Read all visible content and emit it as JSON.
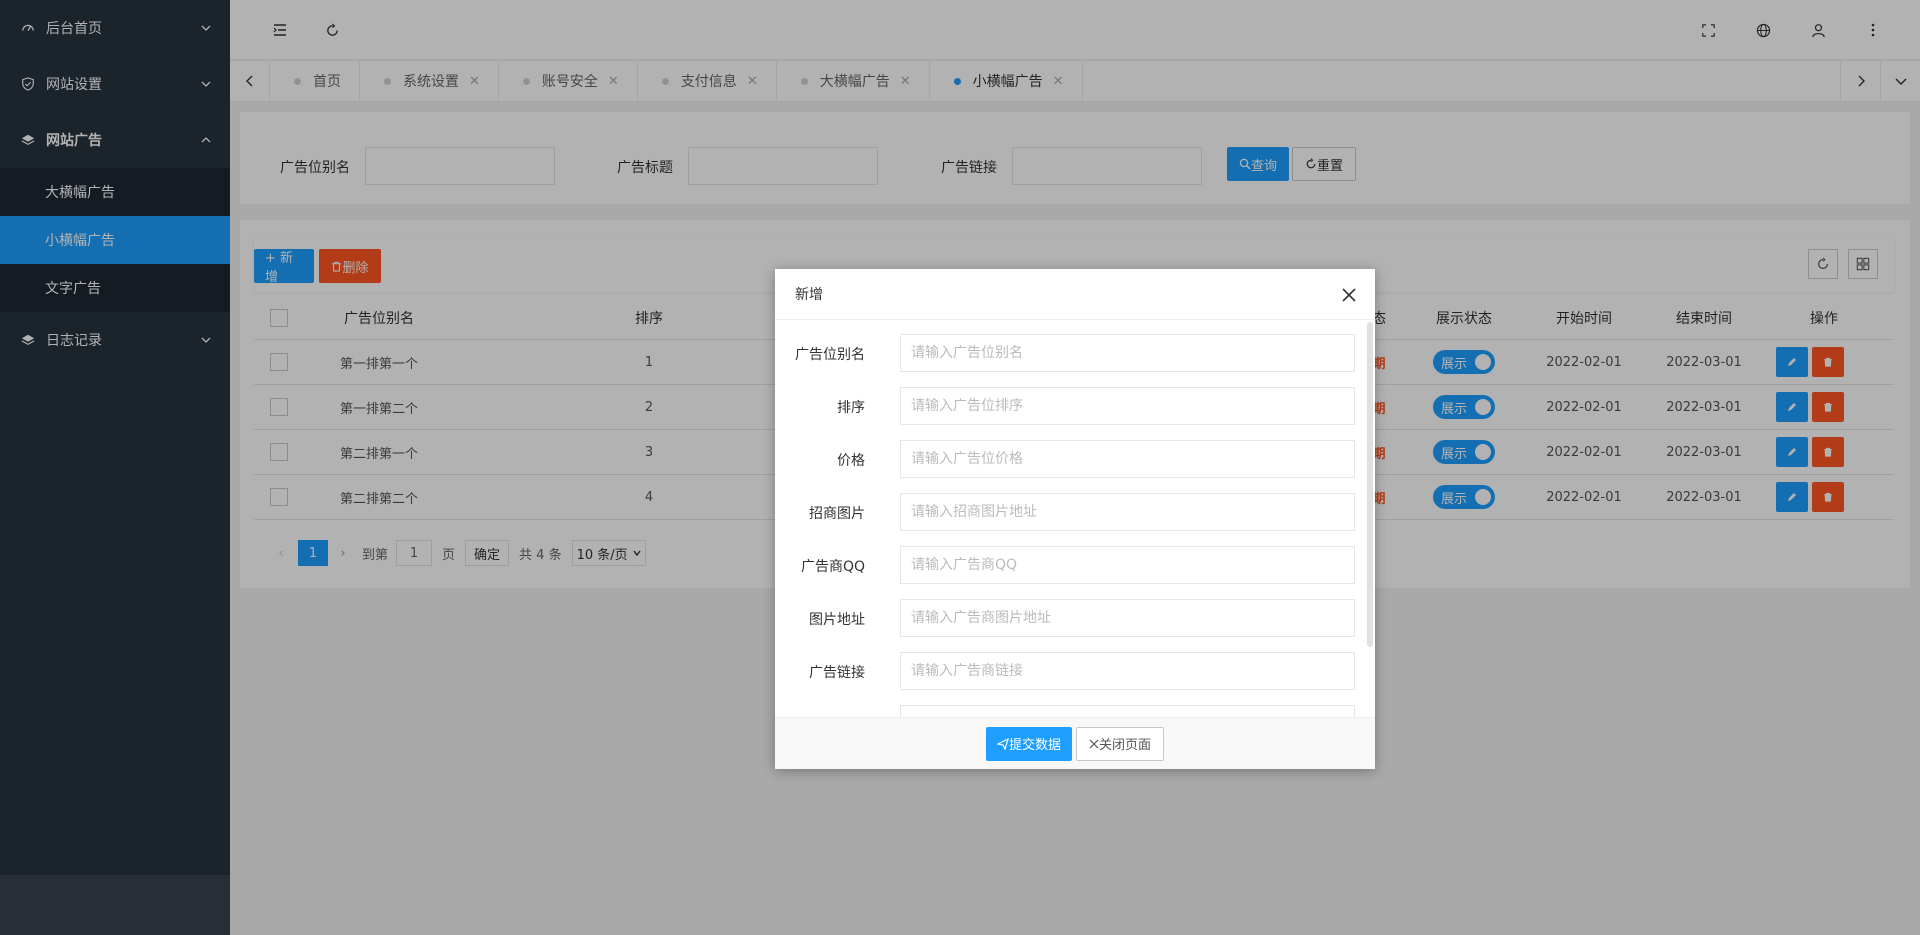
{
  "sidebar": {
    "items": [
      {
        "label": "后台首页",
        "icon": "dashboard-icon"
      },
      {
        "label": "网站设置",
        "icon": "shield-icon"
      },
      {
        "label": "网站广告",
        "icon": "layers-icon",
        "open": true,
        "children": [
          {
            "label": "大横幅广告"
          },
          {
            "label": "小横幅广告",
            "active": true
          },
          {
            "label": "文字广告"
          }
        ]
      },
      {
        "label": "日志记录",
        "icon": "layers-icon"
      }
    ]
  },
  "tabs": [
    {
      "label": "首页"
    },
    {
      "label": "系统设置"
    },
    {
      "label": "账号安全"
    },
    {
      "label": "支付信息"
    },
    {
      "label": "大横幅广告"
    },
    {
      "label": "小横幅广告",
      "active": true
    }
  ],
  "search": {
    "fields": [
      {
        "label": "广告位别名"
      },
      {
        "label": "广告标题"
      },
      {
        "label": "广告链接"
      }
    ],
    "query_label": "查询",
    "reset_label": "重置"
  },
  "toolbar": {
    "add_label": "+ 新增",
    "delete_label": "删除"
  },
  "table": {
    "headers": {
      "alias": "广告位别名",
      "sort": "排序",
      "status_partial": "态",
      "display": "展示状态",
      "start": "开始时间",
      "end": "结束时间",
      "ops": "操作"
    },
    "rows": [
      {
        "alias": "第一排第一个",
        "sort": "1",
        "status": "期",
        "display": "展示",
        "start": "2022-02-01",
        "end": "2022-03-01"
      },
      {
        "alias": "第一排第二个",
        "sort": "2",
        "status": "期",
        "display": "展示",
        "start": "2022-02-01",
        "end": "2022-03-01"
      },
      {
        "alias": "第二排第一个",
        "sort": "3",
        "status": "期",
        "display": "展示",
        "start": "2022-02-01",
        "end": "2022-03-01"
      },
      {
        "alias": "第二排第二个",
        "sort": "4",
        "status": "期",
        "display": "展示",
        "start": "2022-02-01",
        "end": "2022-03-01"
      }
    ]
  },
  "pager": {
    "current": "1",
    "goto_label": "到第",
    "goto_value": "1",
    "page_unit": "页",
    "confirm_label": "确定",
    "total_label": "共 4 条",
    "size_label": "10 条/页"
  },
  "modal": {
    "title": "新增",
    "fields": [
      {
        "label": "广告位别名",
        "placeholder": "请输入广告位别名"
      },
      {
        "label": "排序",
        "placeholder": "请输入广告位排序"
      },
      {
        "label": "价格",
        "placeholder": "请输入广告位价格"
      },
      {
        "label": "招商图片",
        "placeholder": "请输入招商图片地址"
      },
      {
        "label": "广告商QQ",
        "placeholder": "请输入广告商QQ"
      },
      {
        "label": "图片地址",
        "placeholder": "请输入广告商图片地址"
      },
      {
        "label": "广告链接",
        "placeholder": "请输入广告商链接"
      }
    ],
    "submit_label": "提交数据",
    "close_label": "关闭页面"
  },
  "colors": {
    "sidebar_bg": "#28333e",
    "accent": "#1e9fff",
    "danger": "#ff5722"
  }
}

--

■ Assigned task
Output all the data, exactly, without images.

■ Written solution
Read all visible content and emit it as JSON.
{
  "sidebar": {
    "items": [
      {
        "label": "后台首页",
        "icon": "dashboard-icon"
      },
      {
        "label": "网站设置",
        "icon": "shield-icon"
      },
      {
        "label": "网站广告",
        "icon": "layers-icon",
        "open": true,
        "children": [
          {
            "label": "大横幅广告"
          },
          {
            "label": "小横幅广告",
            "active": true
          },
          {
            "label": "文字广告"
          }
        ]
      },
      {
        "label": "日志记录",
        "icon": "layers-icon"
      }
    ]
  },
  "tabs": [
    {
      "label": "首页"
    },
    {
      "label": "系统设置"
    },
    {
      "label": "账号安全"
    },
    {
      "label": "支付信息"
    },
    {
      "label": "大横幅广告"
    },
    {
      "label": "小横幅广告",
      "active": true
    }
  ],
  "search": {
    "fields": [
      {
        "label": "广告位别名"
      },
      {
        "label": "广告标题"
      },
      {
        "label": "广告链接"
      }
    ],
    "query_label": "查询",
    "reset_label": "重置"
  },
  "toolbar": {
    "add_label": "+ 新增",
    "delete_label": "删除"
  },
  "table": {
    "headers": {
      "alias": "广告位别名",
      "sort": "排序",
      "status_partial": "态",
      "display": "展示状态",
      "start": "开始时间",
      "end": "结束时间",
      "ops": "操作"
    },
    "rows": [
      {
        "alias": "第一排第一个",
        "sort": "1",
        "status": "期",
        "display": "展示",
        "start": "2022-02-01",
        "end": "2022-03-01"
      },
      {
        "alias": "第一排第二个",
        "sort": "2",
        "status": "期",
        "display": "展示",
        "start": "2022-02-01",
        "end": "2022-03-01"
      },
      {
        "alias": "第二排第一个",
        "sort": "3",
        "status": "期",
        "display": "展示",
        "start": "2022-02-01",
        "end": "2022-03-01"
      },
      {
        "alias": "第二排第二个",
        "sort": "4",
        "status": "期",
        "display": "展示",
        "start": "2022-02-01",
        "end": "2022-03-01"
      }
    ]
  },
  "pager": {
    "current": "1",
    "goto_label": "到第",
    "goto_value": "1",
    "page_unit": "页",
    "confirm_label": "确定",
    "total_label": "共 4 条",
    "size_label": "10 条/页"
  },
  "modal": {
    "title": "新增",
    "fields": [
      {
        "label": "广告位别名",
        "placeholder": "请输入广告位别名"
      },
      {
        "label": "排序",
        "placeholder": "请输入广告位排序"
      },
      {
        "label": "价格",
        "placeholder": "请输入广告位价格"
      },
      {
        "label": "招商图片",
        "placeholder": "请输入招商图片地址"
      },
      {
        "label": "广告商QQ",
        "placeholder": "请输入广告商QQ"
      },
      {
        "label": "图片地址",
        "placeholder": "请输入广告商图片地址"
      },
      {
        "label": "广告链接",
        "placeholder": "请输入广告商链接"
      }
    ],
    "submit_label": "提交数据",
    "close_label": "关闭页面"
  },
  "colors": {
    "sidebar_bg": "#28333e",
    "accent": "#1e9fff",
    "danger": "#ff5722"
  }
}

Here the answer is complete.